• Data to examine
★ ★ ★ ★ ★

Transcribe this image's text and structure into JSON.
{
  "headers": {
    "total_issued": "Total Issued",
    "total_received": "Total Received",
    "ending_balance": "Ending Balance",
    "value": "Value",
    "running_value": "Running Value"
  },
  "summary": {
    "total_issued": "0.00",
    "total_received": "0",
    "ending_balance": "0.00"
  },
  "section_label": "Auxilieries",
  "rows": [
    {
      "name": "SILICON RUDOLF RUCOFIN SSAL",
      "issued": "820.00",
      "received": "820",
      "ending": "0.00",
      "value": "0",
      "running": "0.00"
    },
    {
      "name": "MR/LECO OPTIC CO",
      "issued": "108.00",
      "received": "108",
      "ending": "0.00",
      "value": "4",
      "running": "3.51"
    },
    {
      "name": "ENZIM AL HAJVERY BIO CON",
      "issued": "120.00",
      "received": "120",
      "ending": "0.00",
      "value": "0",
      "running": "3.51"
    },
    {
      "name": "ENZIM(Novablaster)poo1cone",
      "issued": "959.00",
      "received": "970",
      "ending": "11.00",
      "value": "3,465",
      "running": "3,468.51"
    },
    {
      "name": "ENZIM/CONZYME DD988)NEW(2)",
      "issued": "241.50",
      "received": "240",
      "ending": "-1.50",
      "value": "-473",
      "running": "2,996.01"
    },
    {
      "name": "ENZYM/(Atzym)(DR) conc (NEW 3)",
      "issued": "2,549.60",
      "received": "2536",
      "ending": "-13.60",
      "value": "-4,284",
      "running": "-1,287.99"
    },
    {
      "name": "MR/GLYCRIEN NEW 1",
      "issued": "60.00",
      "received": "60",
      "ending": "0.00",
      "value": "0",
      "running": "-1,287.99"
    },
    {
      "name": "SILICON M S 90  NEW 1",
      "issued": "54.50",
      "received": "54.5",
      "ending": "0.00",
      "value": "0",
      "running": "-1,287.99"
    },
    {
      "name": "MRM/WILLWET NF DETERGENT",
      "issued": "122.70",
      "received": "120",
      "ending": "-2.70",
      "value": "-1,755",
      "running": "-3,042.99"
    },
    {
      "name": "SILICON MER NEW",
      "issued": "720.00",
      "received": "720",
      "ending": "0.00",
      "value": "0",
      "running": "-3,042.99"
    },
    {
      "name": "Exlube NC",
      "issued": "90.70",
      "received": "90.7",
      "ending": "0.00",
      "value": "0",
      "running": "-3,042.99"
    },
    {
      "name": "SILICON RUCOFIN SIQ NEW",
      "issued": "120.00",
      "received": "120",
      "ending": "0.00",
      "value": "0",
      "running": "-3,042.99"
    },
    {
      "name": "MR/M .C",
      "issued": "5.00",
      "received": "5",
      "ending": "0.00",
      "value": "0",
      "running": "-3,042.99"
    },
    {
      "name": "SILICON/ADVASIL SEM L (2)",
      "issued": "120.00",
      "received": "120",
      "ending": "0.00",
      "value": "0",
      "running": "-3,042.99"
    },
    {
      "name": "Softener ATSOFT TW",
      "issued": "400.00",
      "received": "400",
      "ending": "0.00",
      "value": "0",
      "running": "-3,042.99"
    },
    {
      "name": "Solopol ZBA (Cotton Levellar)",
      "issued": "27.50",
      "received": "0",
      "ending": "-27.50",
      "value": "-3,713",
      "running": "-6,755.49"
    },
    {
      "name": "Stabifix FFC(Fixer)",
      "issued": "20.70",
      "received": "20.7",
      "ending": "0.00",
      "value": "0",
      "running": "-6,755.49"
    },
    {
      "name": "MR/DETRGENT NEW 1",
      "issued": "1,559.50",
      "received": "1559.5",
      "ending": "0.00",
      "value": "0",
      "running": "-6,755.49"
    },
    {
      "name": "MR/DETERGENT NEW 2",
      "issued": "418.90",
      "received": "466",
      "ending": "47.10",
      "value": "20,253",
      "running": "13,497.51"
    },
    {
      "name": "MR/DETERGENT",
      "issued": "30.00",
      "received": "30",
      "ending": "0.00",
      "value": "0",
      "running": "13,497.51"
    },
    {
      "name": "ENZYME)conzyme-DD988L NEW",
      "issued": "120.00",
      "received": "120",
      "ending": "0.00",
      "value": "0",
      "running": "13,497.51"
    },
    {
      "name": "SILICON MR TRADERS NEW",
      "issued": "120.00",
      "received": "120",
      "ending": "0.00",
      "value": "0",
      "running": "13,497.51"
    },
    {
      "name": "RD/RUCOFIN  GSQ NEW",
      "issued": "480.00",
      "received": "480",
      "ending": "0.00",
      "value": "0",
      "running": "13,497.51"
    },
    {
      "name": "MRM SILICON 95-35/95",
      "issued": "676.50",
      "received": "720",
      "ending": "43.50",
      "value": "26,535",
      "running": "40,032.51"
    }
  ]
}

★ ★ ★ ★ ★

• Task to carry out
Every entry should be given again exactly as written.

• The answer
Transcribe this image's text and structure into JSON.
{
  "headers": {
    "total_issued": "Total Issued",
    "total_received": "Total Received",
    "ending_balance": "Ending Balance",
    "value": "Value",
    "running_value": "Running Value"
  },
  "summary": {
    "total_issued": "0.00",
    "total_received": "0",
    "ending_balance": "0.00"
  },
  "section_label": "Auxilieries",
  "rows": [
    {
      "name": "SILICON RUDOLF RUCOFIN SSAL",
      "issued": "820.00",
      "received": "820",
      "ending": "0.00",
      "value": "0",
      "running": "0.00"
    },
    {
      "name": "MR/LECO OPTIC CO",
      "issued": "108.00",
      "received": "108",
      "ending": "0.00",
      "value": "4",
      "running": "3.51"
    },
    {
      "name": "ENZIM AL HAJVERY BIO CON",
      "issued": "120.00",
      "received": "120",
      "ending": "0.00",
      "value": "0",
      "running": "3.51"
    },
    {
      "name": "ENZIM(Novablaster)poo1cone",
      "issued": "959.00",
      "received": "970",
      "ending": "11.00",
      "value": "3,465",
      "running": "3,468.51"
    },
    {
      "name": "ENZIM/CONZYME DD988)NEW(2)",
      "issued": "241.50",
      "received": "240",
      "ending": "-1.50",
      "value": "-473",
      "running": "2,996.01"
    },
    {
      "name": "ENZYM/(Atzym)(DR) conc (NEW 3)",
      "issued": "2,549.60",
      "received": "2536",
      "ending": "-13.60",
      "value": "-4,284",
      "running": "-1,287.99"
    },
    {
      "name": "MR/GLYCRIEN NEW 1",
      "issued": "60.00",
      "received": "60",
      "ending": "0.00",
      "value": "0",
      "running": "-1,287.99"
    },
    {
      "name": "SILICON M S 90  NEW 1",
      "issued": "54.50",
      "received": "54.5",
      "ending": "0.00",
      "value": "0",
      "running": "-1,287.99"
    },
    {
      "name": "MRM/WILLWET NF DETERGENT",
      "issued": "122.70",
      "received": "120",
      "ending": "-2.70",
      "value": "-1,755",
      "running": "-3,042.99"
    },
    {
      "name": "SILICON MER NEW",
      "issued": "720.00",
      "received": "720",
      "ending": "0.00",
      "value": "0",
      "running": "-3,042.99"
    },
    {
      "name": "Exlube NC",
      "issued": "90.70",
      "received": "90.7",
      "ending": "0.00",
      "value": "0",
      "running": "-3,042.99"
    },
    {
      "name": "SILICON RUCOFIN SIQ NEW",
      "issued": "120.00",
      "received": "120",
      "ending": "0.00",
      "value": "0",
      "running": "-3,042.99"
    },
    {
      "name": "MR/M .C",
      "issued": "5.00",
      "received": "5",
      "ending": "0.00",
      "value": "0",
      "running": "-3,042.99"
    },
    {
      "name": "SILICON/ADVASIL SEM L (2)",
      "issued": "120.00",
      "received": "120",
      "ending": "0.00",
      "value": "0",
      "running": "-3,042.99"
    },
    {
      "name": "Softener ATSOFT TW",
      "issued": "400.00",
      "received": "400",
      "ending": "0.00",
      "value": "0",
      "running": "-3,042.99"
    },
    {
      "name": "Solopol ZBA (Cotton Levellar)",
      "issued": "27.50",
      "received": "0",
      "ending": "-27.50",
      "value": "-3,713",
      "running": "-6,755.49"
    },
    {
      "name": "Stabifix FFC(Fixer)",
      "issued": "20.70",
      "received": "20.7",
      "ending": "0.00",
      "value": "0",
      "running": "-6,755.49"
    },
    {
      "name": "MR/DETRGENT NEW 1",
      "issued": "1,559.50",
      "received": "1559.5",
      "ending": "0.00",
      "value": "0",
      "running": "-6,755.49"
    },
    {
      "name": "MR/DETERGENT NEW 2",
      "issued": "418.90",
      "received": "466",
      "ending": "47.10",
      "value": "20,253",
      "running": "13,497.51"
    },
    {
      "name": "MR/DETERGENT",
      "issued": "30.00",
      "received": "30",
      "ending": "0.00",
      "value": "0",
      "running": "13,497.51"
    },
    {
      "name": "ENZYME)conzyme-DD988L NEW",
      "issued": "120.00",
      "received": "120",
      "ending": "0.00",
      "value": "0",
      "running": "13,497.51"
    },
    {
      "name": "SILICON MR TRADERS NEW",
      "issued": "120.00",
      "received": "120",
      "ending": "0.00",
      "value": "0",
      "running": "13,497.51"
    },
    {
      "name": "RD/RUCOFIN  GSQ NEW",
      "issued": "480.00",
      "received": "480",
      "ending": "0.00",
      "value": "0",
      "running": "13,497.51"
    },
    {
      "name": "MRM SILICON 95-35/95",
      "issued": "676.50",
      "received": "720",
      "ending": "43.50",
      "value": "26,535",
      "running": "40,032.51"
    }
  ]
}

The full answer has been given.